Here’re my three favorite books from the last year or so, in alphabetical order. I don’t seek out books on “human desire” it just happens that there are two really good ones that showed up.

“A Billion Wicked Thoughts: What the World’s Largest Experiment Reveals about Human Desire” by Ogi Ogas and Sai Gaddam, is an amazing book by two neuroscientists who arrived at insights into male and female desire by tracking down millions of computer searches for sexual related material. Online searches and click- throughs provided the authors with information unfiltered by the inhibitions inherent in interviews, because the data were generated in the privacy of homes and workplaces. The vast number and borderless nature of internet searches studied provided a more real picture of what people are looking for. Although it sounds academic, the book is entertaining and informative.

“Linchpin” by Seth Godin is another favorite. It’s about many aspects of modern living and decision-making disguised as a marketing and business book. Here’s a more detailed review I did earlier this year about it. Seth writes about the unique opportunies available to individuals now as business models are shifting away from favoring the factory model to favoring you if you’re ready.

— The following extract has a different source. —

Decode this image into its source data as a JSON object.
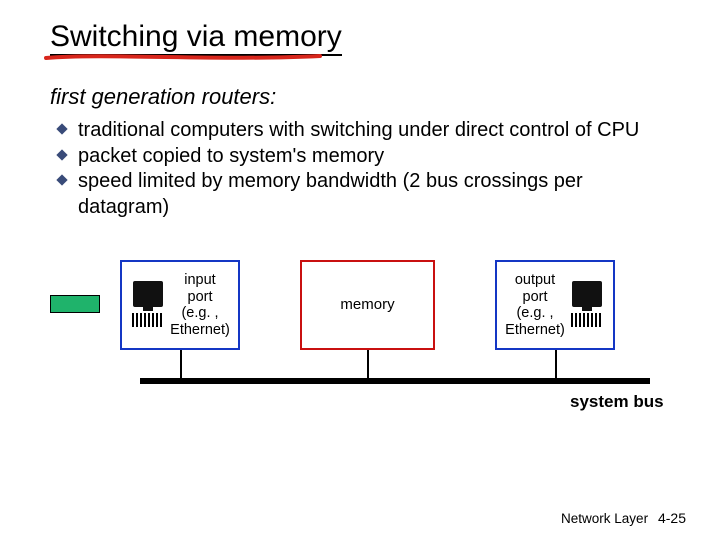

I also recommended “Sex At Dawn” by Christopher Ryan and Cacilda Jetha about a year ago here, if you want a more detailed review. It’s still a favorite of mine.”Sex At Dawn” explores the permanent shadow cast across our current civilized models of sex. That shadow is cast by how the authors contend that we’ve evolved, sexually, over millions of years and how different it is compared to how we’ve been behaving in the last 10,000 years or so as we started living in larger groups.

Each of these books offers fascinating insights into how we are, aren’t, or could be.

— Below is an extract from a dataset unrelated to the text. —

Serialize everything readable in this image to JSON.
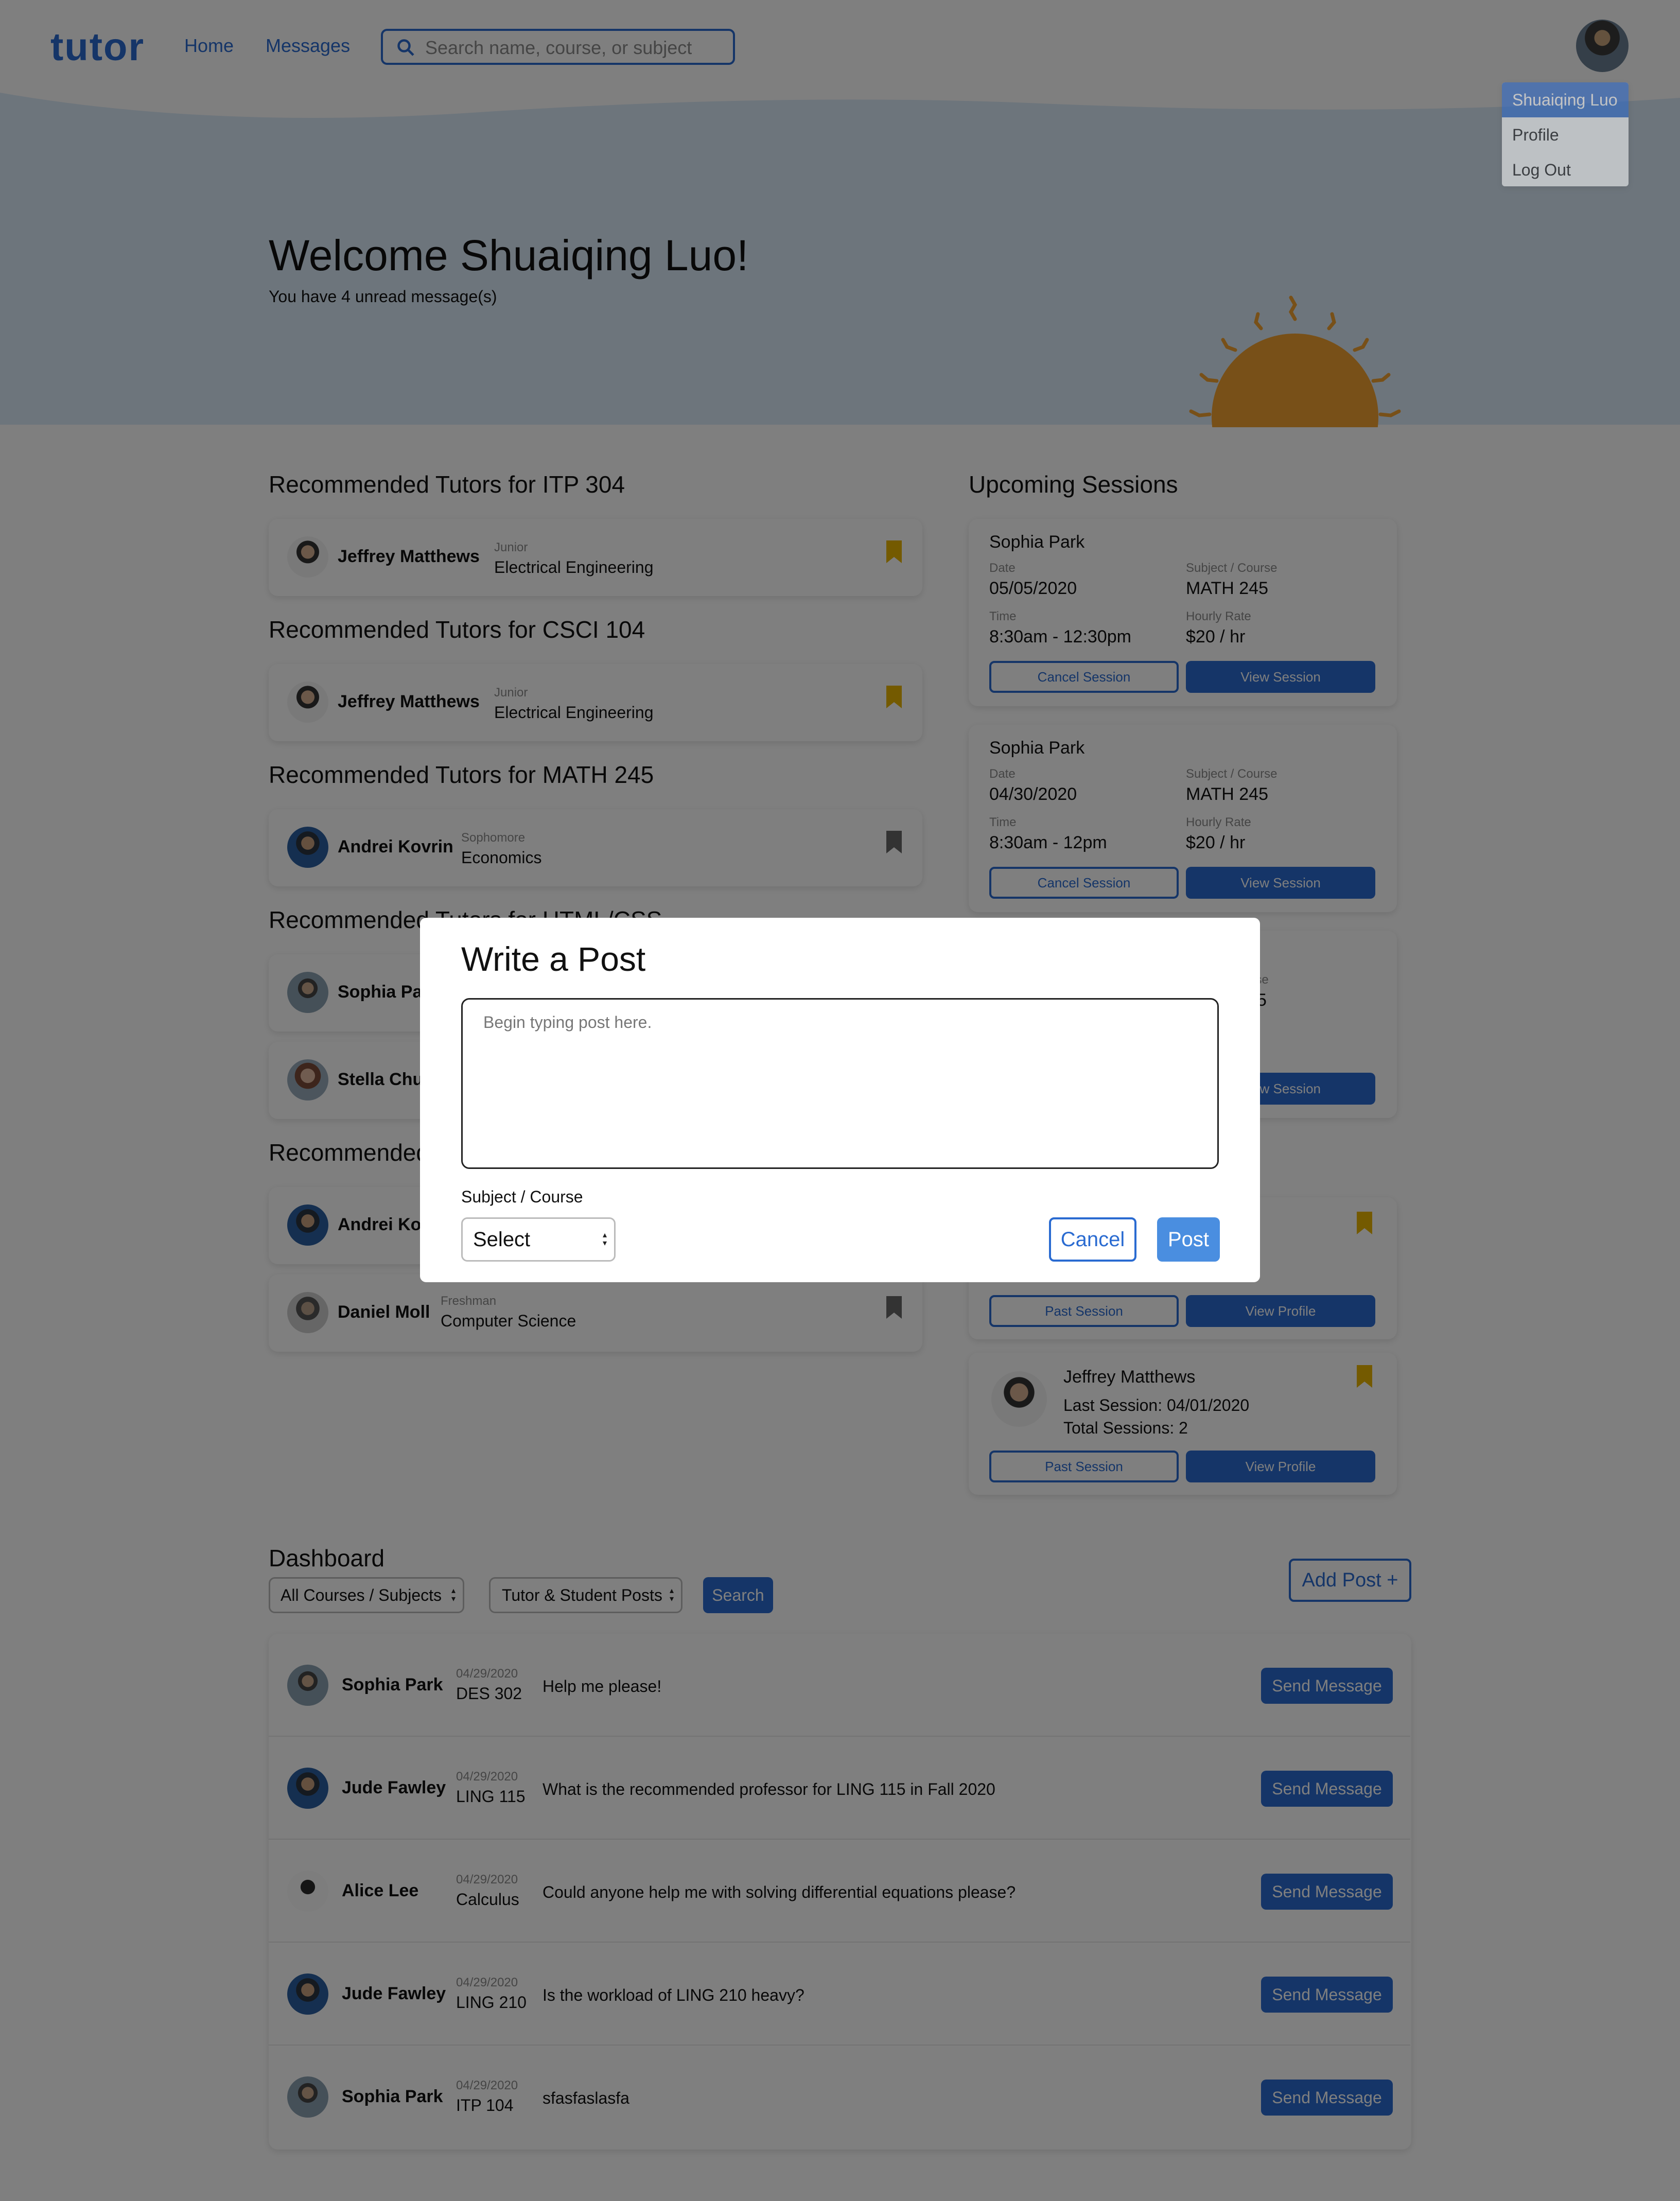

New Hires

Over the holidays, I called one of my brothers. He has a business and is also in school, on the weekends, working on a doctorate in business, and he has a family. I’m surprised he has time for casual phone chats.

Thinking about him pursuing his doctorate in business made me wonder “How relevant is business education these days?” Specifically, I’m curious just how important a certain degree from a certain place is to being hired in 2012.

The internet now facilitates the outsourcing of many jobs, even some white-collar jobs like answering routine medical and legal questions.

China’s low manufacturing costs seem to impact most businesses, not in a good way unless you enjoy a race to the bottom price-wise.

And computing just gets stronger and cheaper each year, allowing computers to tirelessly and more efficiently do more and more jobs.

Dan Pink published a book about this called “A Whole New Mind” and the ideas in his book are becoming more true, not less so, as we go into 2012.

Based on what the new business landscape looks like, a few ideas on the best person to hire these days become clearer to me: young generalists, who can write well, and are reliable.

Unless a job has very special needs, a young generalist has a more open mind and exposure to different information. And he’s probably easier to train in the specifics of a new job.

If someone isn’t reliable he’s not an asset. The trend now is that an employee needs to produce a result when he says he will, rather than just showing up when he says he will.

Hire the best writer. More than ever, it’s important to be able to tell a story well. Humans evolved transmitting information to each other through stories for tens of thousands of years. Until a last few hundred years, writing wasn’t widely available. A story resonates and has a better chance of getting traction than just information.

And, to paraphrase something Seth Godin said, if you have a good blog, you probably don’t need a resume anymore. You just need to deliver a cover letter and a link to your blog.